▶ _Exercise instructions_:
Tally the lines below containing "BIRTHDAY" and report only the total.

-- Dataset content follows --

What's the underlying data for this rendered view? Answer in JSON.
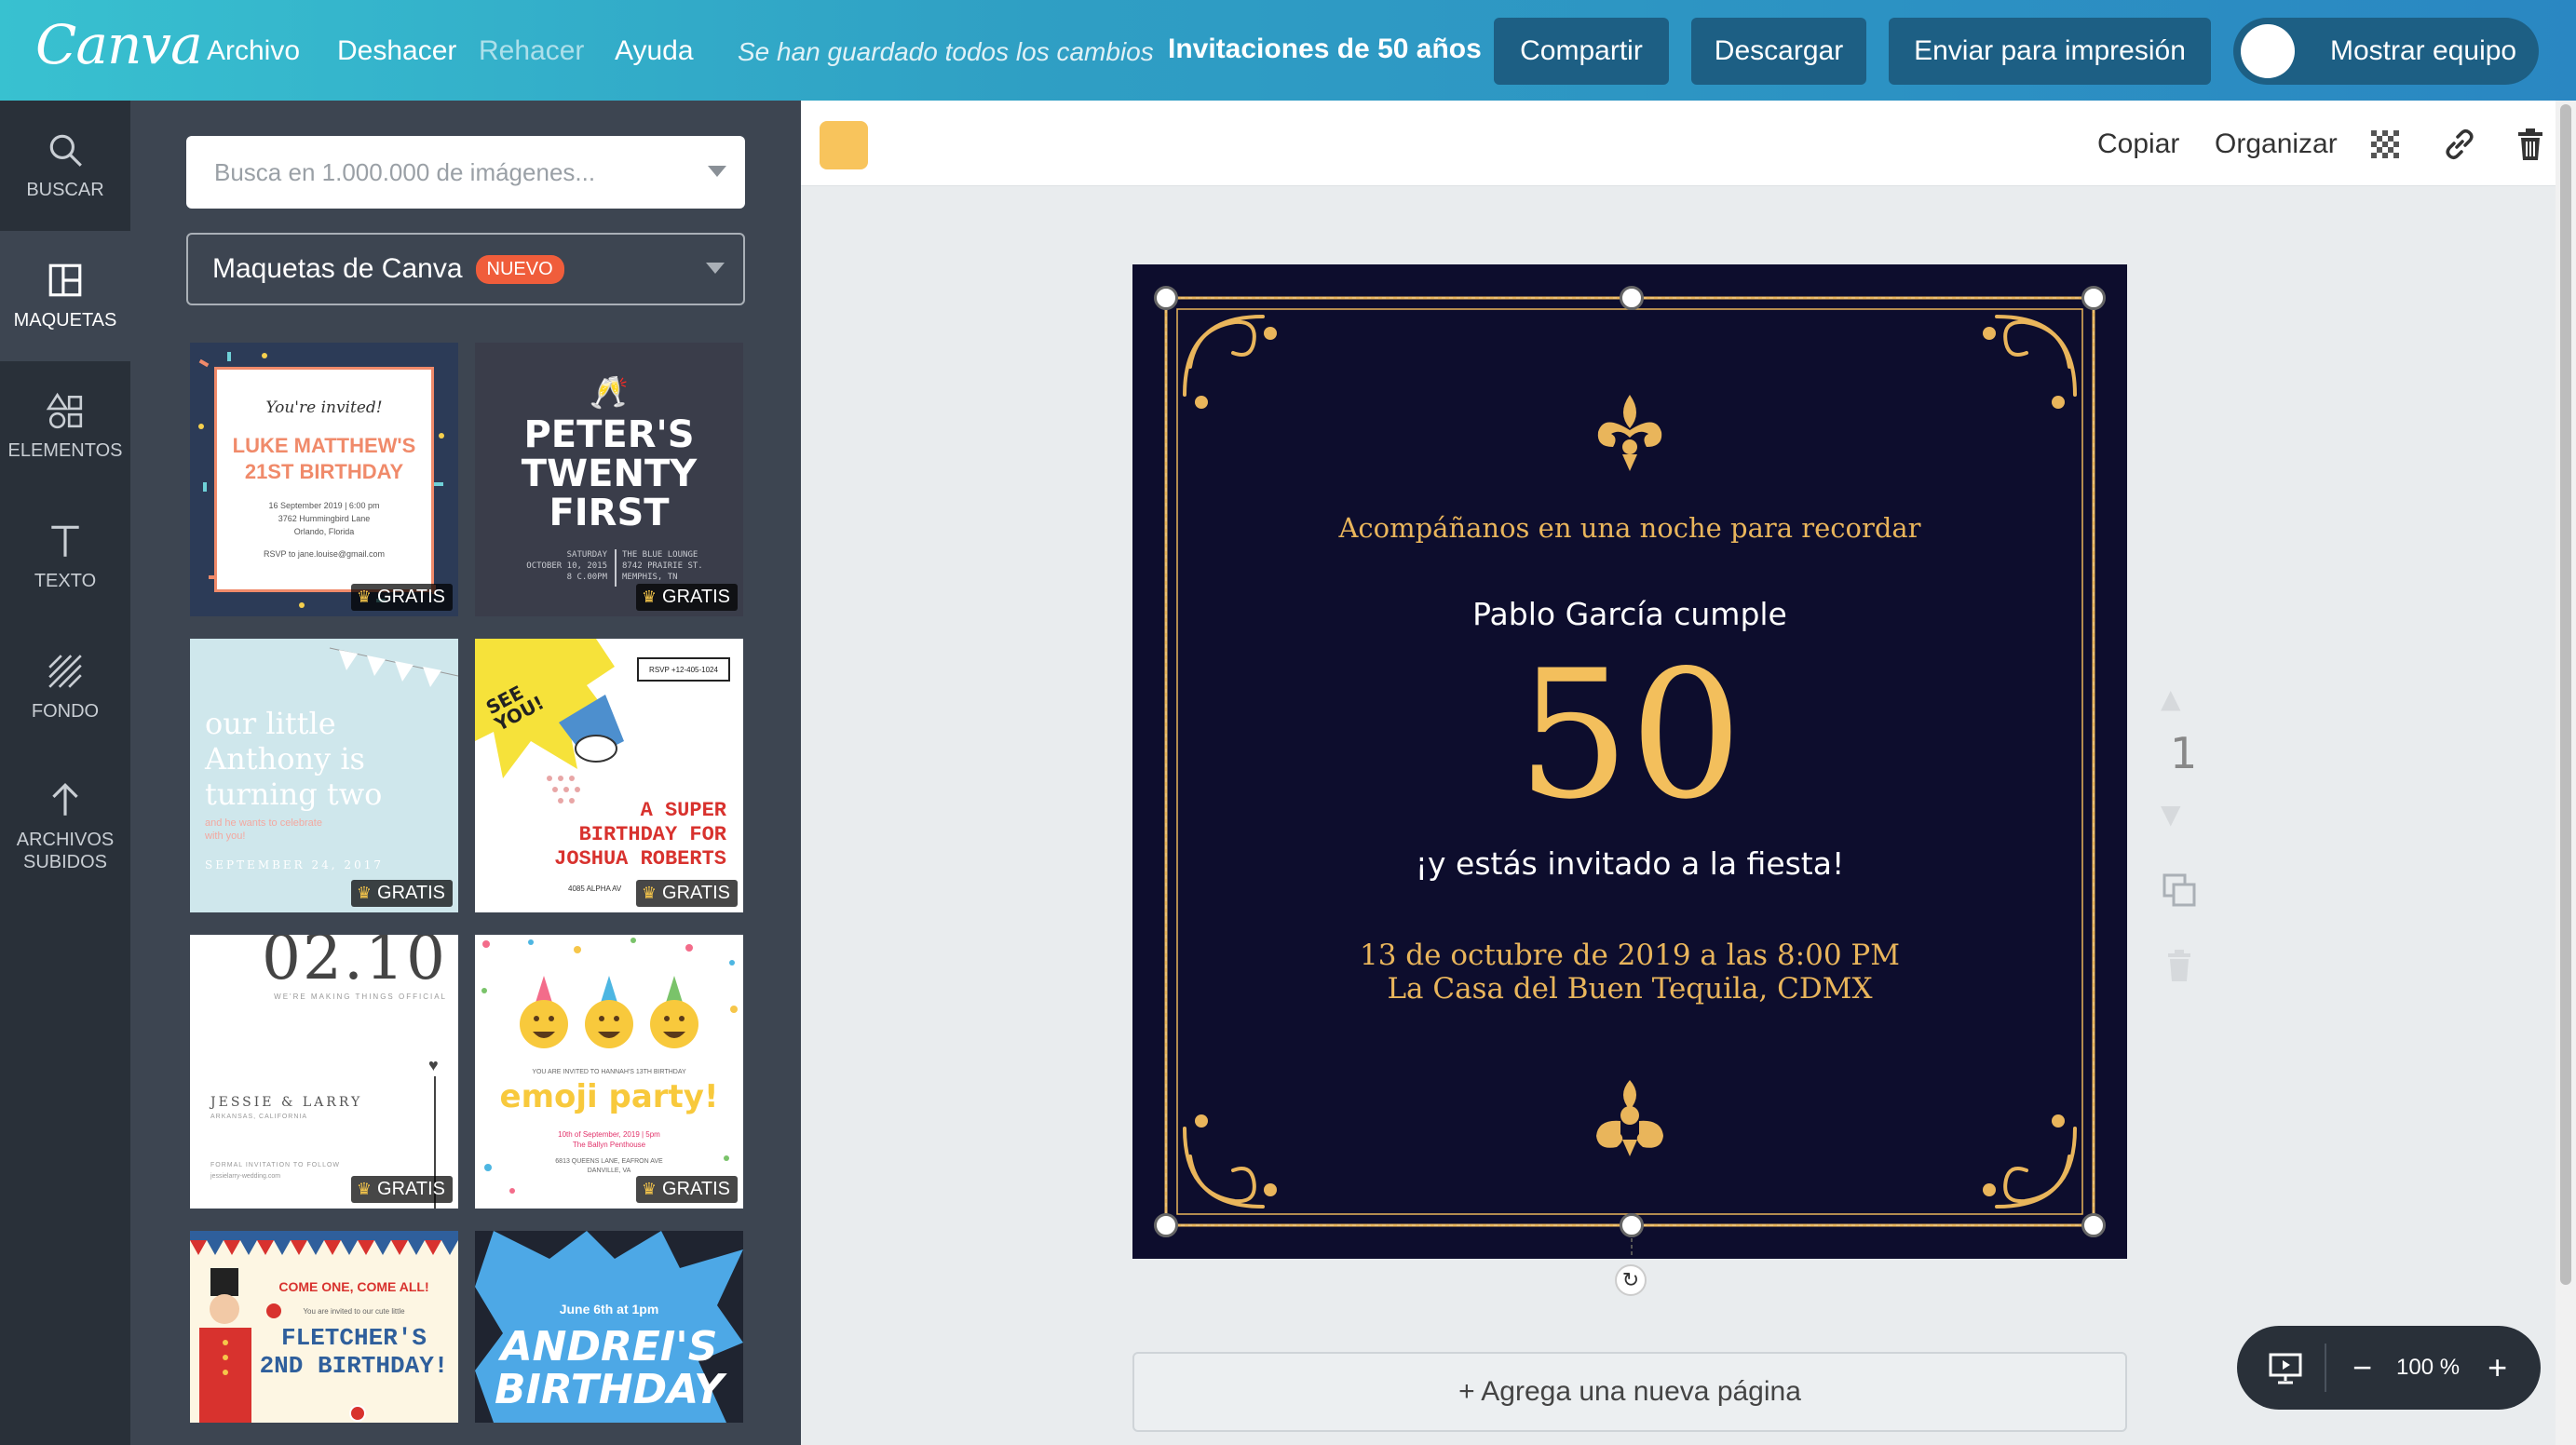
{
  "topbar": {
    "logo": "Canva",
    "menu": [
      "Archivo",
      "Deshacer",
      "Rehacer",
      "Ayuda"
    ],
    "saved_status": "Se han guardado todos los cambios",
    "doc_title": "Invitaciones de 50 años",
    "share": "Compartir",
    "download": "Descargar",
    "print": "Enviar para impresión",
    "team": "Mostrar equipo"
  },
  "rail": {
    "search": "BUSCAR",
    "layouts": "MAQUETAS",
    "elements": "ELEMENTOS",
    "text": "TEXTO",
    "background": "FONDO",
    "uploads_1": "ARCHIVOS",
    "uploads_2": "SUBIDOS"
  },
  "panel": {
    "search_placeholder": "Busca en 1.000.000 de imágenes...",
    "filter_label": "Maquetas de Canva",
    "filter_badge": "NUEVO",
    "free_label": "GRATIS",
    "t1": {
      "line1": "You're invited!",
      "line2": "LUKE MATTHEW'S",
      "line3": "21ST BIRTHDAY",
      "line4": "16 September 2019 | 6:00 pm",
      "line5": "3762 Hummingbird Lane",
      "line6": "Orlando, Florida",
      "line7": "RSVP to jane.louise@gmail.com"
    },
    "t2": {
      "line1": "PETER'S",
      "line2": "TWENTY",
      "line3": "FIRST",
      "line4": "SATURDAY",
      "line5": "OCTOBER 10, 2015",
      "line6": "8 C.00PM",
      "line7": "THE BLUE LOUNGE",
      "line8": "8742 PRAIRIE ST.",
      "line9": "MEMPHIS, TN"
    },
    "t3": {
      "line1": "our little",
      "line2": "Anthony is",
      "line3": "turning two",
      "line4": "and he wants to celebrate",
      "line5": "with you!",
      "line6": "SEPTEMBER 24, 2017"
    },
    "t4": {
      "burst": "SEE YOU!",
      "rsvp": "RSVP +12-405-1024",
      "line1": "A SUPER",
      "line2": "BIRTHDAY FOR",
      "line3": "JOSHUA ROBERTS",
      "line4": "4085 ALPHA AV"
    },
    "t5": {
      "date": "02.10",
      "tag": "WE'RE MAKING THINGS OFFICIAL",
      "names": "JESSIE & LARRY",
      "place": "ARKANSAS, CALIFORNIA",
      "note": "FORMAL INVITATION TO FOLLOW",
      "site": "jessielarry-wedding.com"
    },
    "t6": {
      "line1": "YOU ARE INVITED TO HANNAH'S 13TH BIRTHDAY",
      "title": "emoji party!",
      "line2": "10th of September, 2019 | 5pm",
      "line3": "The Ballyn Penthouse",
      "line4": "6813 QUEENS LANE, EAFRON AVE",
      "line5": "DANVILLE, VA"
    },
    "t7": {
      "line1": "COME ONE, COME ALL!",
      "line2": "You are invited to our cute little",
      "line3": "FLETCHER'S",
      "line4": "2ND BIRTHDAY!"
    },
    "t8": {
      "line1": "June 6th at 1pm",
      "line2": "ANDREI'S",
      "line3": "BIRTHDAY"
    }
  },
  "workbar": {
    "copy": "Copiar",
    "arrange": "Organizar"
  },
  "card": {
    "line1": "Acompáñanos en una noche para recordar",
    "line2": "Pablo García cumple",
    "number": "50",
    "line3": "¡y estás invitado a la fiesta!",
    "line4": "13 de octubre de 2019 a las 8:00 PM",
    "line5": "La Casa del Buen Tequila, CDMX"
  },
  "page_number": "1",
  "add_page": "+ Agrega una nueva página",
  "zoom": {
    "level": "100 %",
    "minus": "−",
    "plus": "+"
  },
  "colors": {
    "card_bg": "#0d0d2d",
    "gold": "#e9b55b",
    "topbar": "#2f9fc4",
    "panel": "#3d4551",
    "rail": "#293039"
  }
}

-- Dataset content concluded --

▶ _Solution to this exercise_:
5